This year, the Black Friday madness kicked in earlier than ever, with stores such as Kohl's(KSS) and Wal-Mart(WMT) opening their doors at midnight and encouraging sleep-deprived bargain-hunters to stock up on deals before dawn. Retailers are doing whatever they can to get Americans in the mood to spend.

It's hard for a small retail business to compete with the relentless advertising and price-cutting of the big-box stores. But in a growing movement across the country, smaller businesses have been joining together to market themselves as a group in their neighborhood or town. Not only does pooling their resources make a bigger impact; it creates a bond between participating businesses as they share advice and compare concerns.

The holiday season is a prime opportunity for such community-based initiatives. Americans are concerned about the economy and they're concerned about jobs. By encouraging residents to shop locally for gifts, business organizations are showing Americans how they can have a direct, positive effect on their town's economy.

Lowcountry Local First, in Charleston, S.C., is just one example of this movement, supporting local farms and small businesses. Its agricultural initiatives focus on building relationships between farmers and food buyers, while its "Buy Local" initiative markets small businesses to shoppers. The organization now has more than 450 members.

Since Lowcountry Local First started in 2007, people have become more aware about the economic impact of local shopping, executive director Jamee Haley says. "I still think there is work to be done so that folks understand that this is about more than shopping and retail," she says. "Yes, you're supporting your friends and neighbors, but it's also about economic recovery. We have to think about the bigger picture."

Community-based marketing initiatives can only succeed if they educate the public successfully about what it means to buy local. One statistic Lowcountry Local First uses is particularly striking: For every $100 spent at a locally owned business, $45 goes back into the community, versus $14 if that money was spent at a chain store.
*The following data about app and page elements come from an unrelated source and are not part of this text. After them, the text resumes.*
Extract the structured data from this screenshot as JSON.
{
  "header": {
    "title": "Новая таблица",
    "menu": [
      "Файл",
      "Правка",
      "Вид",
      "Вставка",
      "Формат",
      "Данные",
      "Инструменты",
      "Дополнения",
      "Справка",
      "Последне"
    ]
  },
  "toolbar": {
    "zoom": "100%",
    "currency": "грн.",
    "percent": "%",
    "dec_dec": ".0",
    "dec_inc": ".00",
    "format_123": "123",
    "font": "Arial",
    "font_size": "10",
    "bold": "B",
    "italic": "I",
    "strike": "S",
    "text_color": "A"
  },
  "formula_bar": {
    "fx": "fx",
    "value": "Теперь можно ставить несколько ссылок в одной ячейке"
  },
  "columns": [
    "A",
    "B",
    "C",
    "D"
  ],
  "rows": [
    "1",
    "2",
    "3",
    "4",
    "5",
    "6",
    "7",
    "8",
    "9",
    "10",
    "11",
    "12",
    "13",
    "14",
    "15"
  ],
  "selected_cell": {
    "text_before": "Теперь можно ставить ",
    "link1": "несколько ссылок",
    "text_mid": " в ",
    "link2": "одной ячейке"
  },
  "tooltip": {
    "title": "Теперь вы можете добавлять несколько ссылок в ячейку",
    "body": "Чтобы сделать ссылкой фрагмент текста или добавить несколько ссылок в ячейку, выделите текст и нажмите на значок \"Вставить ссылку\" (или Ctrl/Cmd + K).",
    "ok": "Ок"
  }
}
"Residents have seen some of our wonderful businesses go under in the last three years, which I believe has brought to light that we do have a choice," Haleysays. "Every time we spend our dollars at a local business we are choosing to help that business succeed."

Independent stores and companies that join a community group also benefit from the business-to-business networking. "There's such a sense of loyalty generated between our members," Haley says. "One company, LimeLight Custom Signs, was just getting started four years ago when the owner got actively involved in Lowcountry Local First, and since then his business has blossomed, thanks to the relationships and referrals he developed. Collins Office Supply, a multigenerational business competing with national retailers, got involved with us just this year and has already seen an increase in sales, as other businesses shifted their purchasing to local."

This holiday season, the American Independent Business Alliance and the Business Alliance for Local Living are co-sponsoring a campaign called Shift Your Shopping, encouraging Americans to shop at smaller, independently owned stores rather than fighting the crowds at the mall. (You can find ideas and templates for marketing materials at ShiftYourShopping.org).

The Black Friday madness is all about low prices, and most small businesses simply can't compete with national chains when it comes to those special deals. But price is not always the be-all and end-all, especially when it comes to holiday shopping. Community-focused events that celebrate the season (while simultaneously promoting local businesses) can attract shoppers eager to slow down and enjoy holiday rituals such as caroling or visits with Santa.

Shoppers need to know that where they spend their money matters. It's up to business owners to help explain how money spent at an independent, locally-owned company trickles over to other businesses, and then into revenue that supports schools, park and libraries. And just as importantly, business owners must boost each other, creating a network of mutually supportive companies.

Think of it as celebrating the spirit of the holidays year-round.

This article was republished with permission from TheStreet.